Seven political campaigns spoke to The Independent about their stance on ending this discriminatory ban. They believe that the one-year ban enforced by the US Food and Drug Administration (FDA) is outdated and needs to be replaced.
‘The one-year deferral period for male blood donors who identify as gay and bisexual has nothing to do with science or medicine and everything to do with outdated stigmas against the LGBTQ community,’ a spokesperson for Beto O’Rourke’s campaign said.
‘Our blood screening policies must be based on 21st century medical evidence. Not outdated biases about which populations carry more risk of HIV transmission. These policies serve no one and will only limit access to life-saving blood donations.’
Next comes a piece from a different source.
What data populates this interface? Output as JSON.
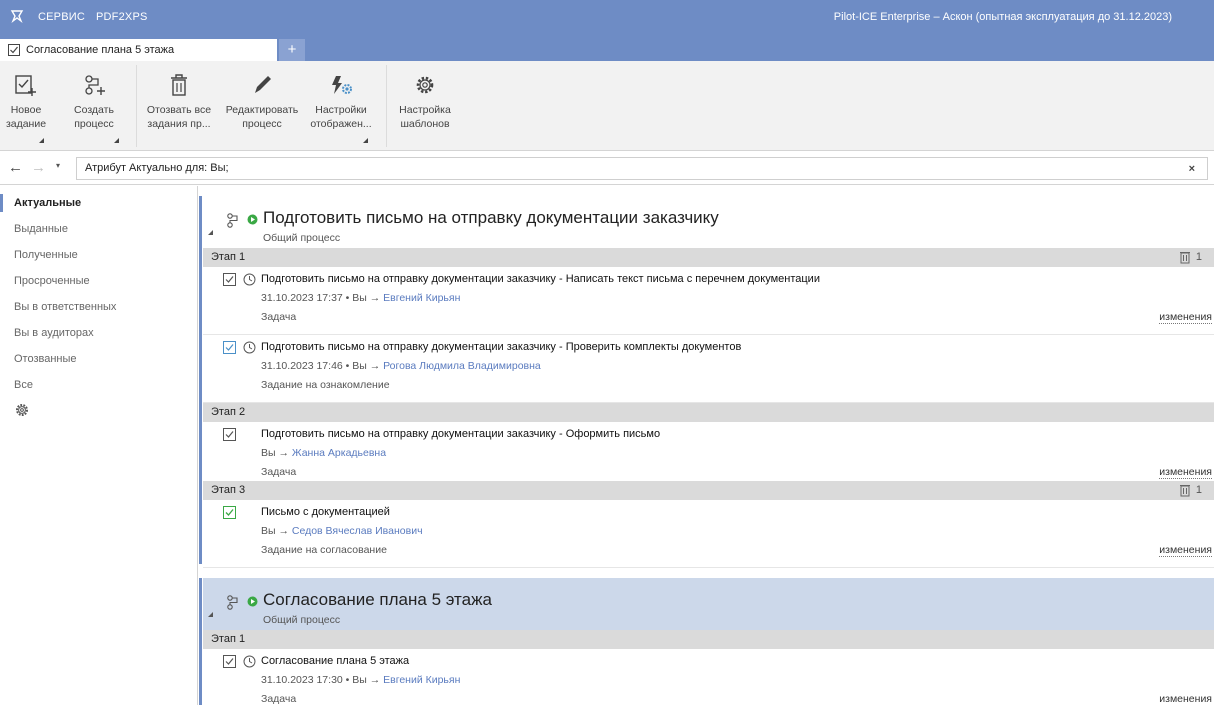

The campaigns of Elizabeth Warren, Bernie Sanders, Kamala Harris, Kirsten Gillibrand, John Delaney, and Marianne Williamson agreed with this sentiment.
Why it matters
William McColl, the director of health policy with the advocacy group AIDS United, says he never saw this issue get this much attention in previous election cycles. He notes that new reforms appear to be underway at the FDA, where an updated testing standard is being worked out. He believes the comments from 2020 candidates show progress is being made.
‘I’m pleased to hear that they’re talking about it. I think it shows that we’ve come a really long way in a short period of time,’ he said. ‘This discussion wasn’t happening even 10 years ago, for sure.’
The original ban prohibited gay and bisexual men, as well as transgender people, from donating blood for their entire lives. Over the next 30 years, new scientific advancements lessened this. In 2015, the requirement was reduced to just one year.
In other countries, like Canada, the restriction has previously been reduced from a year to just three months.